* Task directions:
Copy out every record below exactly as written, but leave out any pictures.

BEGIN Supplied material

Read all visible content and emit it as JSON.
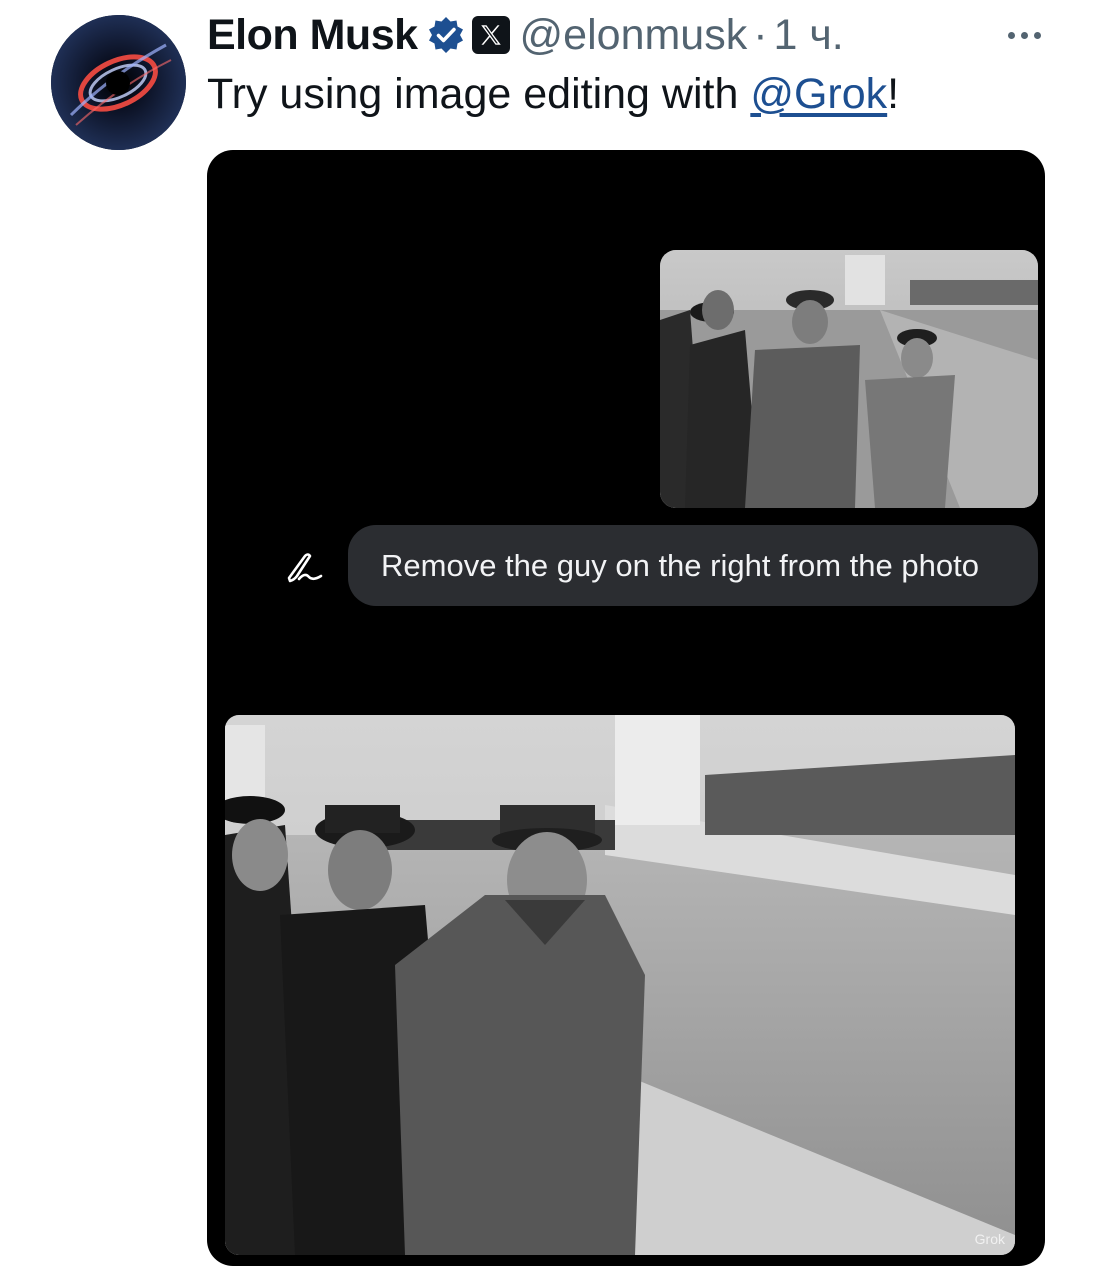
{
  "post": {
    "author_name": "Elon Musk",
    "handle": "@elonmusk",
    "separator": "·",
    "time": "1 ч.",
    "text_prefix": "Try using image editing with ",
    "mention": "@Grok",
    "text_suffix": "!"
  },
  "media": {
    "prompt_text": "Remove the guy on the right from the photo",
    "watermark": "Grok"
  },
  "icons": {
    "verified": "verified-badge-icon",
    "affiliate": "x-logo-icon",
    "more": "more-icon",
    "edit": "edit-pen-icon"
  },
  "colors": {
    "mention": "#1d4f91",
    "verified": "#1d4f91",
    "secondary_text": "#536471",
    "prompt_bubble": "#2b2d31",
    "media_bg": "#000000"
  }
}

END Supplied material

* Written reply:
Read all visible content and emit it as JSON.
{
  "post": {
    "author_name": "Elon Musk",
    "handle": "@elonmusk",
    "separator": "·",
    "time": "1 ч.",
    "text_prefix": "Try using image editing with ",
    "mention": "@Grok",
    "text_suffix": "!"
  },
  "media": {
    "prompt_text": "Remove the guy on the right from the photo",
    "watermark": "Grok"
  },
  "icons": {
    "verified": "verified-badge-icon",
    "affiliate": "x-logo-icon",
    "more": "more-icon",
    "edit": "edit-pen-icon"
  },
  "colors": {
    "mention": "#1d4f91",
    "verified": "#1d4f91",
    "secondary_text": "#536471",
    "prompt_bubble": "#2b2d31",
    "media_bg": "#000000"
  }
}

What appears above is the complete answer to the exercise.